**What needs to be done:** Read the lines below. Copy out any that hold the string "para".

:: Material for this task

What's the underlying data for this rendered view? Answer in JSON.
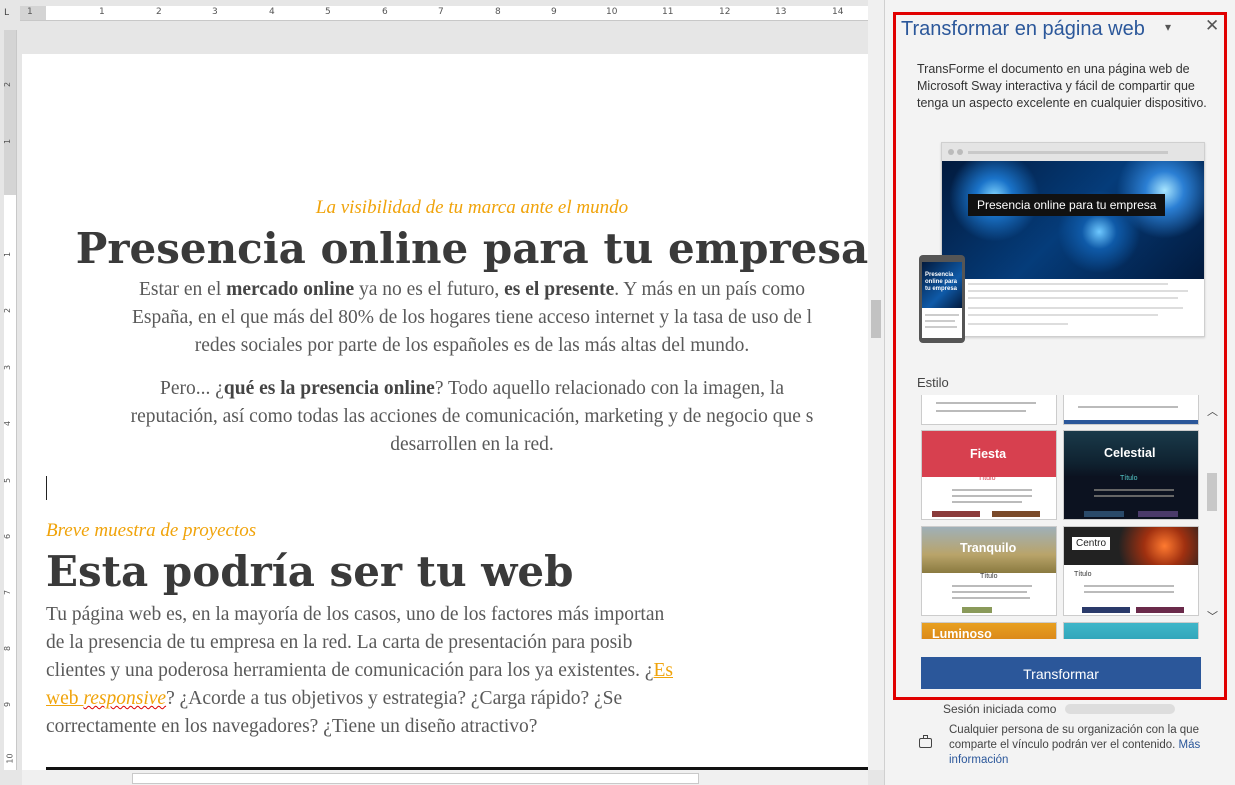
{
  "ruler": {
    "corner": "L",
    "h_numbers": [
      "1",
      "1",
      "2",
      "3",
      "4",
      "5",
      "6",
      "7",
      "8",
      "9",
      "10",
      "11",
      "12",
      "13",
      "14"
    ],
    "v_numbers": [
      "2",
      "1",
      "1",
      "2",
      "3",
      "4",
      "5",
      "6",
      "7",
      "8",
      "9",
      "10"
    ]
  },
  "document": {
    "section1": {
      "subtitle": "La visibilidad de tu marca ante el mundo",
      "title": "Presencia online para tu empresa",
      "p1": {
        "a": "Estar en el ",
        "b": "mercado online",
        "c": " ya no es el futuro, ",
        "d": "es el presente",
        "e": ". Y más en un país como",
        "line2": "España, en el que más del 80% de los hogares tiene acceso internet y la tasa de uso de l",
        "line3": "redes sociales por parte de los españoles es de las más altas del mundo."
      },
      "p2": {
        "a": "Pero... ¿",
        "b": "qué es la presencia online",
        "c": "? Todo aquello relacionado con la imagen, la",
        "line2": "reputación, así como todas las acciones de comunicación, marketing y de negocio que s",
        "line3": "desarrollen en la red."
      }
    },
    "section2": {
      "subtitle": "Breve muestra de proyectos",
      "title": "Esta podría ser tu web",
      "line1": "Tu página web es, en la mayoría de los casos, uno de los factores más importan",
      "line2": "de la presencia de tu empresa en la red. La carta de presentación para posib",
      "line3a": "clientes y una poderosa herramienta de comunicación para los ya existentes. ¿",
      "line3link": "Es",
      "line4link1": "web ",
      "line4link2": "responsive",
      "line4rest": "? ¿Acorde a tus objetivos y estrategia? ¿Carga rápido? ¿Se",
      "line5": "correctamente en los navegadores? ¿Tiene un diseño atractivo?"
    }
  },
  "pane": {
    "title": "Transformar en página web",
    "dropdown_glyph": "▾",
    "close_glyph": "✕",
    "description": "TransForme el documento en una página web de Microsoft Sway interactiva y fácil de compartir que tenga un aspecto excelente en cualquier dispositivo.",
    "preview_label": "Presencia online para tu empresa",
    "phone_label": "Presencia online para tu empresa",
    "style_label": "Estilo",
    "styles": [
      {
        "name": "Fiesta",
        "sub": "Título"
      },
      {
        "name": "Celestial",
        "sub": "Título"
      },
      {
        "name": "Tranquilo",
        "sub": "Título"
      },
      {
        "name": "Centro",
        "sub": "Título"
      },
      {
        "name": "Luminoso",
        "sub": ""
      }
    ],
    "scroll_up": "︿",
    "scroll_down": "﹀",
    "transform_button": "Transformar",
    "signed_in": "Sesión iniciada como",
    "share_text": "Cualquier persona de su organización con la que comparte el vínculo podrán ver el contenido. ",
    "more_info": "Más información"
  },
  "colors": {
    "accent": "#2b579a",
    "heading_orange": "#f0a30a",
    "highlight_frame": "#e00000"
  }
}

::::

**Exercise solution:**
      "title": "Presencia online para tu empresa",
      "line2": "de la presencia de tu empresa en la red. La carta de presentación para posib",
      "line3a": "clientes y una poderosa herramienta de comunicación para los ya existentes. ¿",
    "preview_label": "Presencia online para tu empresa",
    "phone_label": "Presencia online para tu empresa",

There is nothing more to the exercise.